Barrick CEO: Nothing like negative interest rate, fear to drive gold price
JOHANNESBURG (miningweekly.com) – “There’s nothing like a negative real interest rate and a fear to drive the gold price,” says Barrick Gold Corporation CEO Dr Mark Bristow, who also puts money printing firmly on the list of gold price drivers.
Bristow was responding via Skype to Richard Quest on CNN’s Quest Means Business from Barrick Gold’s Pueblo Viejo gold mine, in the Dominican Republic, on the factors driving up gold equities and the gold price during this period of pandemic uncertainty.
With a graphic of the gold price rise to $1 850/oz flashed up on the TV screen and $2 000/oz being the next target, Quest put it to Bristow that gold had been rising extremely sharply on the international exchanges, giving rise to investment opportunity.

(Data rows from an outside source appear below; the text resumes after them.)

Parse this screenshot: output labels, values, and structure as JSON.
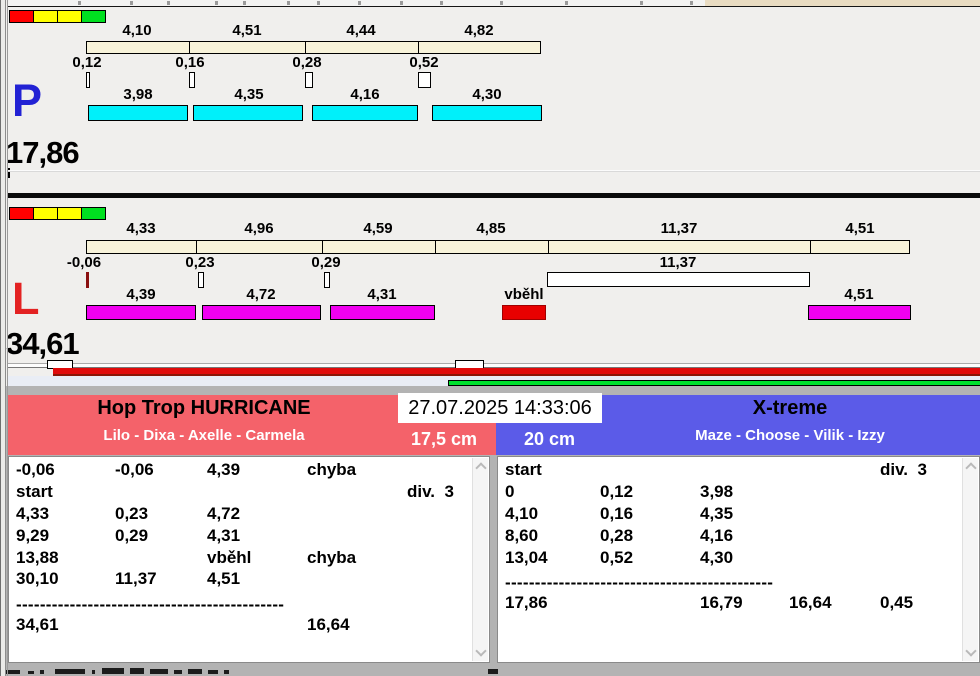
{
  "colors": {
    "panel_bg": "#f0efed",
    "split_bar": "#f8f3da",
    "dog_bar_right": "#00f0fa",
    "dog_bar_left": "#f000f0",
    "fault_bar": "#e80000",
    "traffic_red": "#ff0000",
    "traffic_yellow": "#ffff00",
    "traffic_green": "#00e020",
    "p_letter": "#2222d4",
    "l_letter": "#e32222",
    "team_left_bg": "#f4626a",
    "team_right_bg": "#5b5be8",
    "progress_red": "#e00b0b",
    "progress_green": "#00e12e"
  },
  "lane_p": {
    "label": "P",
    "total": "17,86",
    "splits": [
      "4,10",
      "4,51",
      "4,44",
      "4,82"
    ],
    "exchanges": [
      "0,12",
      "0,16",
      "0,28",
      "0,52"
    ],
    "dogs": [
      "3,98",
      "4,35",
      "4,16",
      "4,30"
    ]
  },
  "lane_l": {
    "label": "L",
    "total": "34,61",
    "splits": [
      "4,33",
      "4,96",
      "4,59",
      "4,85",
      "11,37",
      "4,51"
    ],
    "exchanges": [
      "-0,06",
      "0,23",
      "0,29"
    ],
    "gap": "11,37",
    "dogs": [
      "4,39",
      "4,72",
      "4,31"
    ],
    "fault": "vběhl",
    "last_dog": "4,51"
  },
  "clock": "27.07.2025 14:33:06",
  "left_panel": {
    "team": "Hop Trop HURRICANE",
    "dogs": "Lilo - Dixa - Axelle - Carmela",
    "jump_height": "17,5 cm",
    "rows": [
      {
        "c0": "-0,06",
        "c1": "-0,06",
        "c2": "4,39",
        "c3": "chyba"
      },
      {
        "c0": "start",
        "c4": "div.  3"
      },
      {
        "c0": "4,33",
        "c1": "0,23",
        "c2": "4,72"
      },
      {
        "c0": "9,29",
        "c1": "0,29",
        "c2": "4,31"
      },
      {
        "c0": "13,88",
        "c2": "vběhl",
        "c3": "chyba"
      },
      {
        "c0": "30,10",
        "c1": "11,37",
        "c2": "4,51"
      }
    ],
    "dash": "---------------------------------------------",
    "total_row": {
      "c0": "34,61",
      "c3": "16,64"
    }
  },
  "right_panel": {
    "team": "X-treme",
    "dogs": "Maze - Choose - Vilik - Izzy",
    "jump_height": "20 cm",
    "rows": [
      {
        "c0": "start",
        "c4": "div.  3"
      },
      {
        "c0": "0",
        "c1": "0,12",
        "c2": "3,98"
      },
      {
        "c0": "4,10",
        "c1": "0,16",
        "c2": "4,35"
      },
      {
        "c0": "8,60",
        "c1": "0,28",
        "c2": "4,16"
      },
      {
        "c0": "13,04",
        "c1": "0,52",
        "c2": "4,30"
      }
    ],
    "dash": "---------------------------------------------",
    "total_row": {
      "c0": "17,86",
      "c2": "16,79",
      "c3": "16,64",
      "c4": "0,45"
    }
  }
}
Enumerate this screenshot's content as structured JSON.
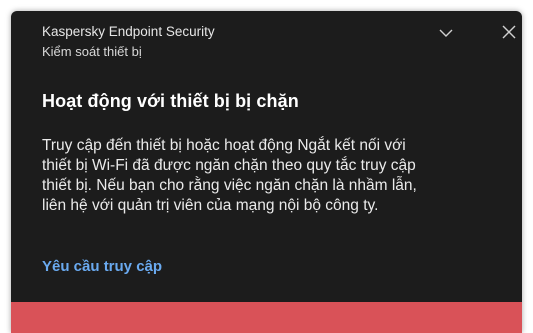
{
  "notification": {
    "app_name": "Kaspersky Endpoint Security",
    "component_name": "Kiểm soát thiết bị",
    "title": "Hoạt động với thiết bị bị chặn",
    "message": "Truy cập đến thiết bị hoặc hoạt động Ngắt kết nối với\nthiết bị Wi-Fi đã được ngăn chặn theo quy tắc truy cập\nthiết bị. Nếu bạn cho rằng việc ngăn chặn là nhầm lẫn,\nliên hệ với quản trị viên của mạng nội bộ công ty.",
    "request_access_link": "Yêu cầu truy cập",
    "collapse_icon": "chevron-down-icon",
    "close_icon": "close-icon"
  },
  "colors": {
    "background": "#1c1c1c",
    "link": "#6aaaf0",
    "status_bar": "#d95258"
  }
}
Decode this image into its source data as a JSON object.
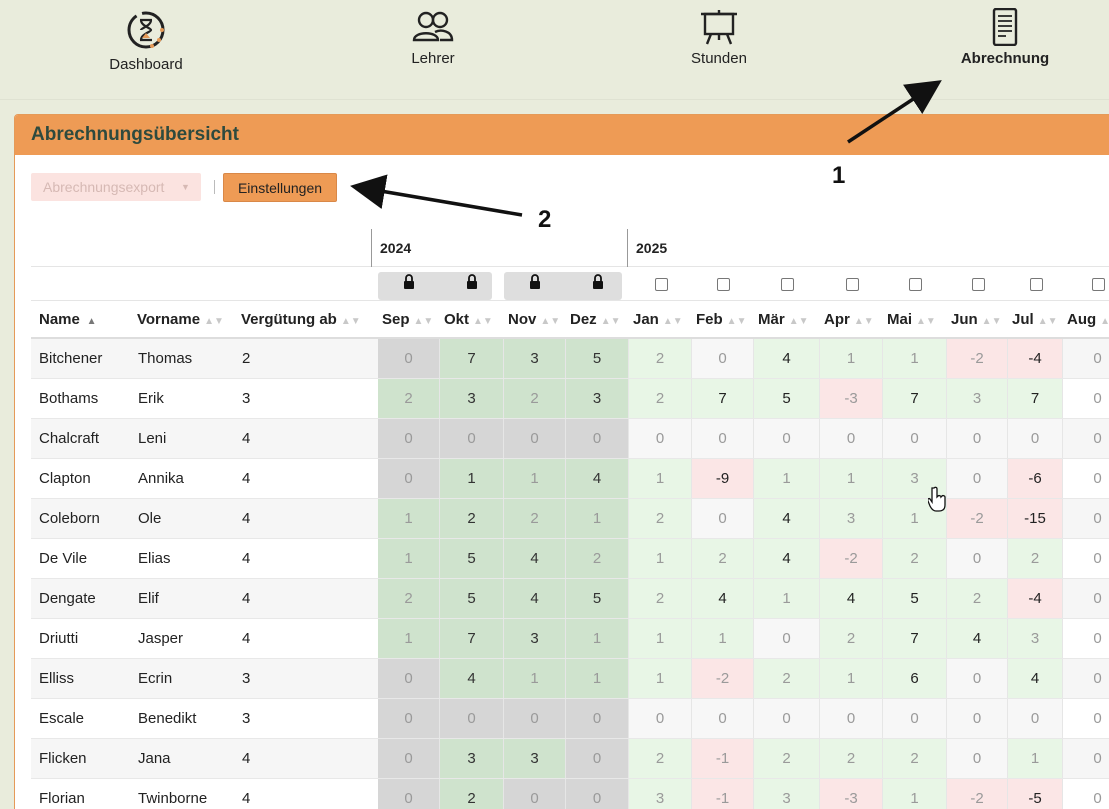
{
  "nav": {
    "items": [
      {
        "label": "Dashboard",
        "icon": "hourglass-clock-icon",
        "active": false
      },
      {
        "label": "Lehrer",
        "icon": "users-icon",
        "active": false
      },
      {
        "label": "Stunden",
        "icon": "presentation-board-icon",
        "active": false
      },
      {
        "label": "Abrechnung",
        "icon": "document-icon",
        "active": true
      }
    ]
  },
  "panel": {
    "title": "Abrechnungsübersicht"
  },
  "toolbar": {
    "export_label": "Abrechnungsexport",
    "settings_label": "Einstellungen"
  },
  "years": [
    "2024",
    "2025"
  ],
  "columns": {
    "name": "Name",
    "vorname": "Vorname",
    "verguetung": "Vergütung ab",
    "months": [
      "Sep",
      "Okt",
      "Nov",
      "Dez",
      "Jan",
      "Feb",
      "Mär",
      "Apr",
      "Mai",
      "Jun",
      "Jul",
      "Aug"
    ]
  },
  "rows": [
    {
      "name": "Bitchener",
      "vorname": "Thomas",
      "verguetung": "2",
      "values": [
        "0",
        "7",
        "3",
        "5",
        "2",
        "0",
        "4",
        "1",
        "1",
        "-2",
        "-4",
        "0"
      ]
    },
    {
      "name": "Bothams",
      "vorname": "Erik",
      "verguetung": "3",
      "values": [
        "2",
        "3",
        "2",
        "3",
        "2",
        "7",
        "5",
        "-3",
        "7",
        "3",
        "7",
        "0"
      ]
    },
    {
      "name": "Chalcraft",
      "vorname": "Leni",
      "verguetung": "4",
      "values": [
        "0",
        "0",
        "0",
        "0",
        "0",
        "0",
        "0",
        "0",
        "0",
        "0",
        "0",
        "0"
      ]
    },
    {
      "name": "Clapton",
      "vorname": "Annika",
      "verguetung": "4",
      "values": [
        "0",
        "1",
        "1",
        "4",
        "1",
        "-9",
        "1",
        "1",
        "3",
        "0",
        "-6",
        "0"
      ]
    },
    {
      "name": "Coleborn",
      "vorname": "Ole",
      "verguetung": "4",
      "values": [
        "1",
        "2",
        "2",
        "1",
        "2",
        "0",
        "4",
        "3",
        "1",
        "-2",
        "-15",
        "0"
      ]
    },
    {
      "name": "De Vile",
      "vorname": "Elias",
      "verguetung": "4",
      "values": [
        "1",
        "5",
        "4",
        "2",
        "1",
        "2",
        "4",
        "-2",
        "2",
        "0",
        "2",
        "0"
      ]
    },
    {
      "name": "Dengate",
      "vorname": "Elif",
      "verguetung": "4",
      "values": [
        "2",
        "5",
        "4",
        "5",
        "2",
        "4",
        "1",
        "4",
        "5",
        "2",
        "-4",
        "0"
      ]
    },
    {
      "name": "Driutti",
      "vorname": "Jasper",
      "verguetung": "4",
      "values": [
        "1",
        "7",
        "3",
        "1",
        "1",
        "1",
        "0",
        "2",
        "7",
        "4",
        "3",
        "0"
      ]
    },
    {
      "name": "Elliss",
      "vorname": "Ecrin",
      "verguetung": "3",
      "values": [
        "0",
        "4",
        "1",
        "1",
        "1",
        "-2",
        "2",
        "1",
        "6",
        "0",
        "4",
        "0"
      ]
    },
    {
      "name": "Escale",
      "vorname": "Benedikt",
      "verguetung": "3",
      "values": [
        "0",
        "0",
        "0",
        "0",
        "0",
        "0",
        "0",
        "0",
        "0",
        "0",
        "0",
        "0"
      ]
    },
    {
      "name": "Flicken",
      "vorname": "Jana",
      "verguetung": "4",
      "values": [
        "0",
        "3",
        "3",
        "0",
        "2",
        "-1",
        "2",
        "2",
        "2",
        "0",
        "1",
        "0"
      ]
    },
    {
      "name": "Florian",
      "vorname": "Twinborne",
      "verguetung": "4",
      "values": [
        "0",
        "2",
        "0",
        "0",
        "3",
        "-1",
        "3",
        "-3",
        "1",
        "-2",
        "-5",
        "0"
      ]
    }
  ],
  "annotations": [
    "1",
    "2"
  ]
}
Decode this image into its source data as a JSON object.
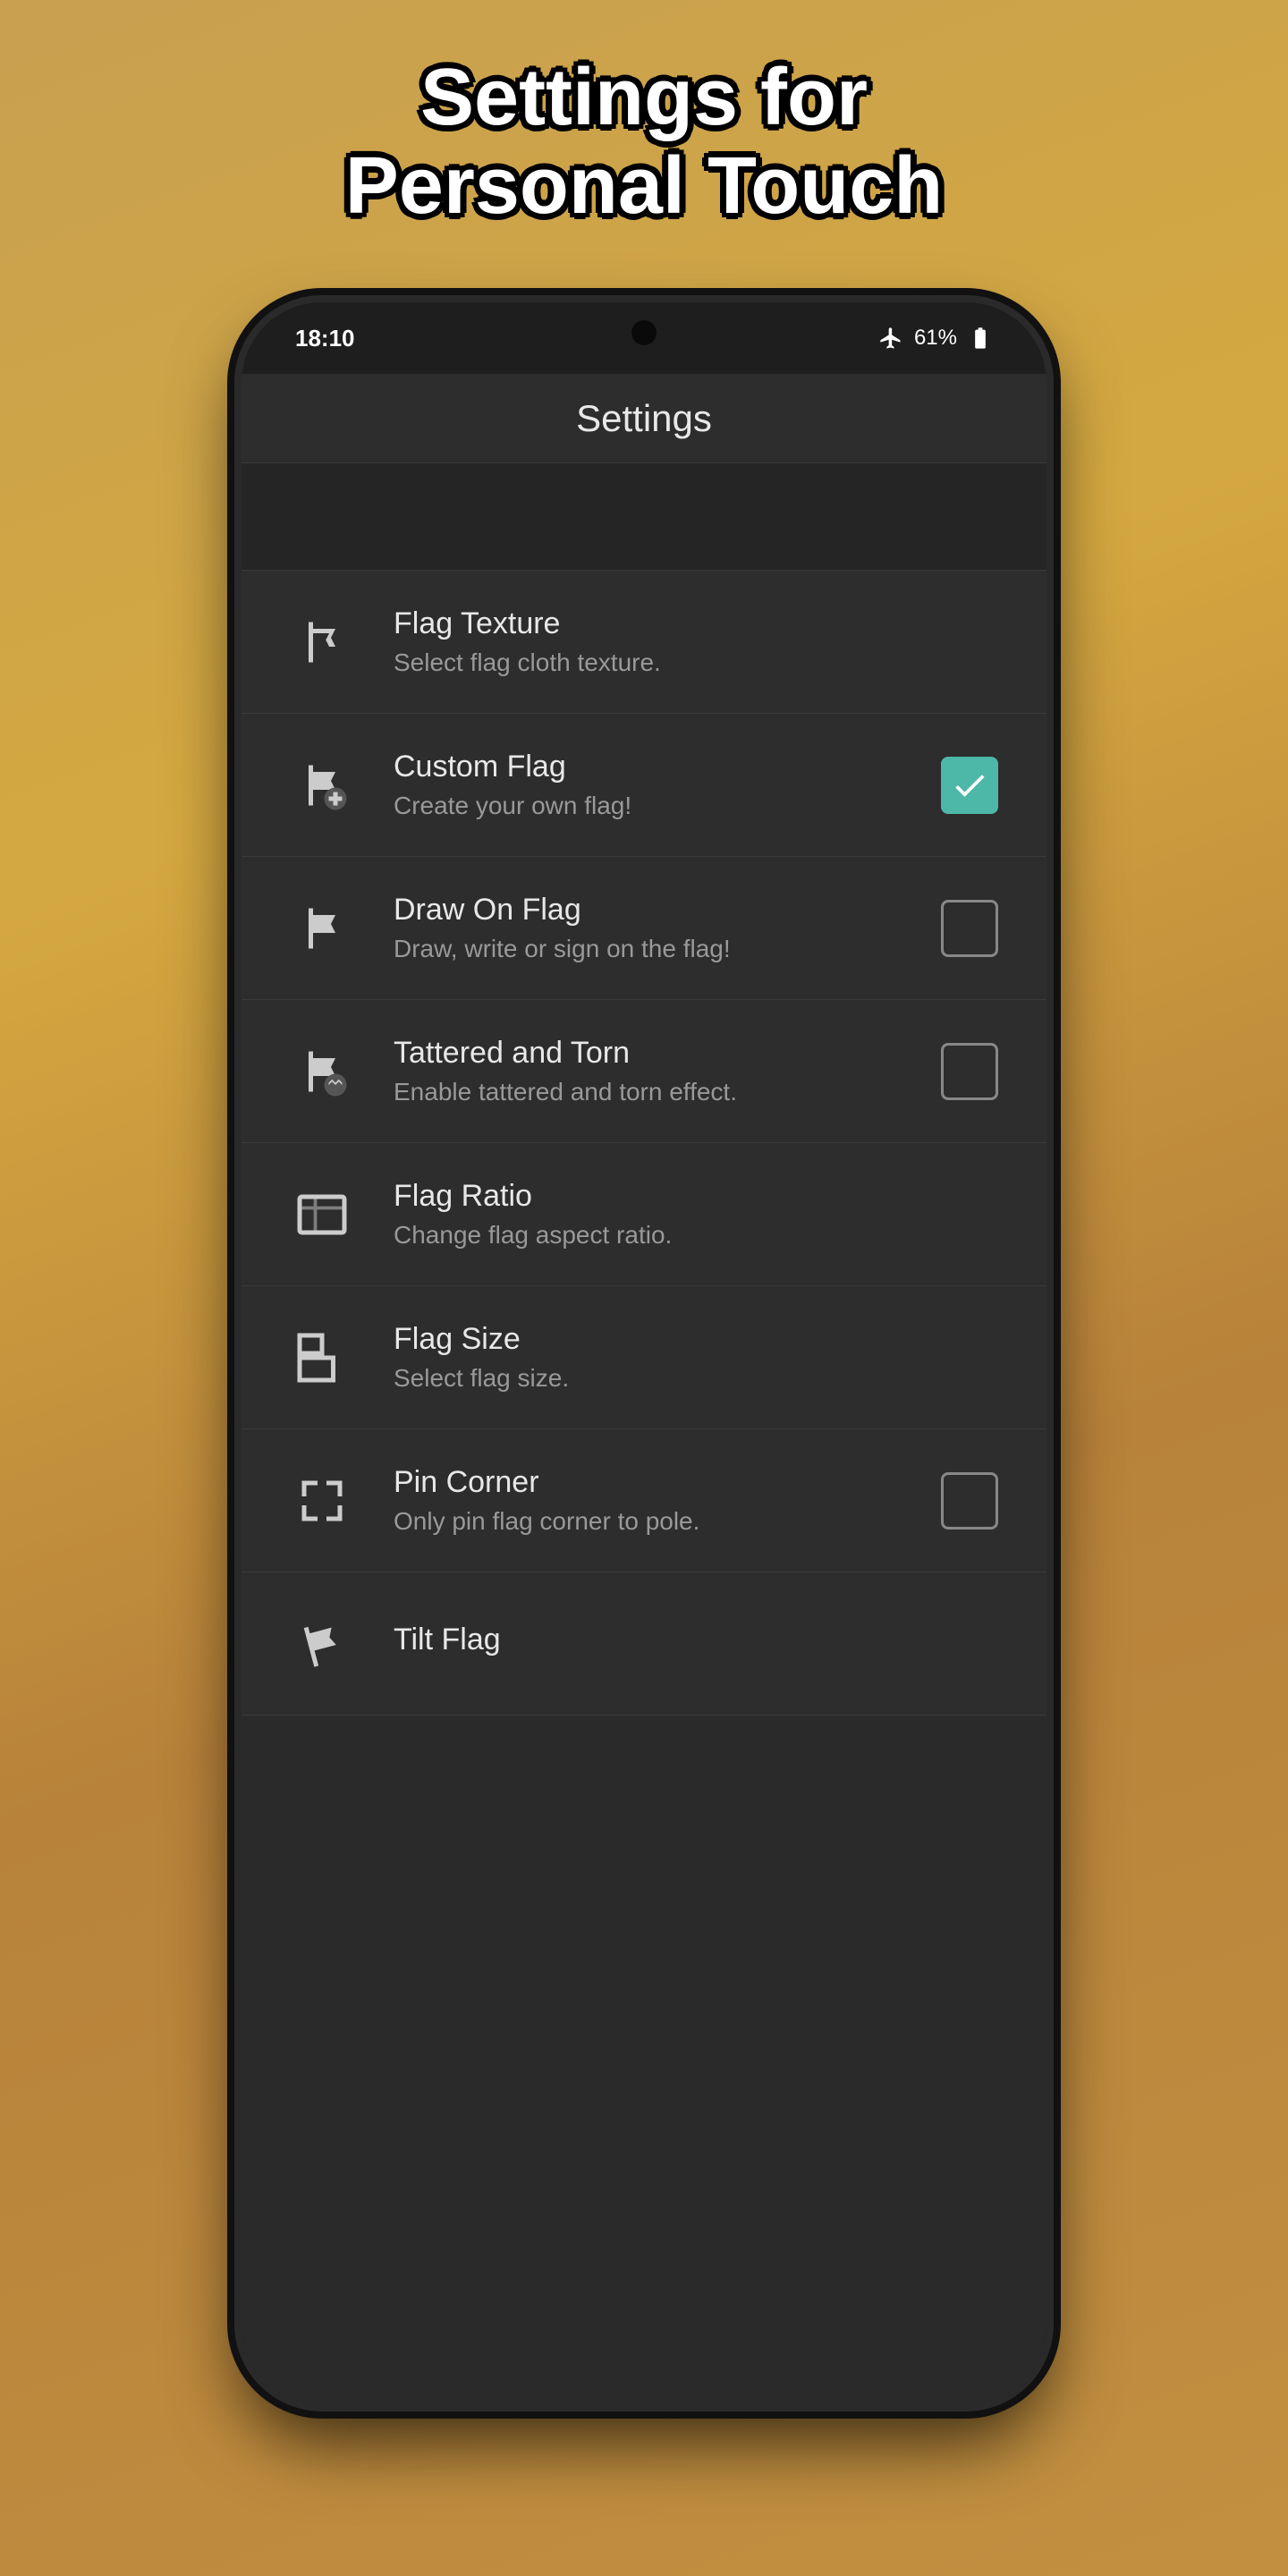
{
  "page": {
    "title_line1": "Settings for",
    "title_line2": "Personal Touch"
  },
  "status_bar": {
    "time": "18:10",
    "battery": "61%"
  },
  "app_bar": {
    "title": "Settings"
  },
  "settings_items": [
    {
      "id": "flag-texture",
      "title": "Flag Texture",
      "subtitle": "Select flag cloth texture.",
      "icon": "flag-texture-icon",
      "control": "none"
    },
    {
      "id": "custom-flag",
      "title": "Custom Flag",
      "subtitle": "Create your own flag!",
      "icon": "custom-flag-icon",
      "control": "checked"
    },
    {
      "id": "draw-on-flag",
      "title": "Draw On Flag",
      "subtitle": "Draw, write or sign on the flag!",
      "icon": "draw-flag-icon",
      "control": "unchecked"
    },
    {
      "id": "tattered-torn",
      "title": "Tattered and Torn",
      "subtitle": "Enable tattered and torn effect.",
      "icon": "tattered-icon",
      "control": "unchecked"
    },
    {
      "id": "flag-ratio",
      "title": "Flag Ratio",
      "subtitle": "Change flag aspect ratio.",
      "icon": "flag-ratio-icon",
      "control": "none"
    },
    {
      "id": "flag-size",
      "title": "Flag Size",
      "subtitle": "Select flag size.",
      "icon": "flag-size-icon",
      "control": "none"
    },
    {
      "id": "pin-corner",
      "title": "Pin Corner",
      "subtitle": "Only pin flag corner to pole.",
      "icon": "pin-corner-icon",
      "control": "unchecked"
    },
    {
      "id": "tilt-flag",
      "title": "Tilt Flag",
      "subtitle": "",
      "icon": "tilt-flag-icon",
      "control": "none"
    }
  ]
}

“Gold, once again, becoming exceptionally popular, whilst the pandemic has been raging. I look at Barrick’s gold share price, which I have a graph of here, and I see the way it has risen so sharply, is that simply that we all fear what’s going to come next?” asked Quest, to which Bristow responded: “There’s nothing like a negative real interest rate and a fear to drive the gold price.”
“In a time of pandemic, when people are truly catastrophising, does gold become something that you need under the bed?” Quest asked further.
“Exactly, and the important thing, as you have seen, everyone is printing now, the money printing presses are rolling, and the impact of that is negative interest rates, devaluation of paper money, and that very process drives up the value of gold because you can’t print it, and you should have some in your portfolio, and, by the way, if you look back all the way to Bretton Woods in the Seventies, whether you go back to the turn of the century, or just the last two years or five years or ten years, gold has performed at the top end of all asset classes.
“From the late Nineties to 2001, gold wasn’t in favour, but then it’s the only time we’ve seen perfect harmony across the globe, economically and socially, and I’m sad to say that we don’t see any signs of that today,” Bristow responded.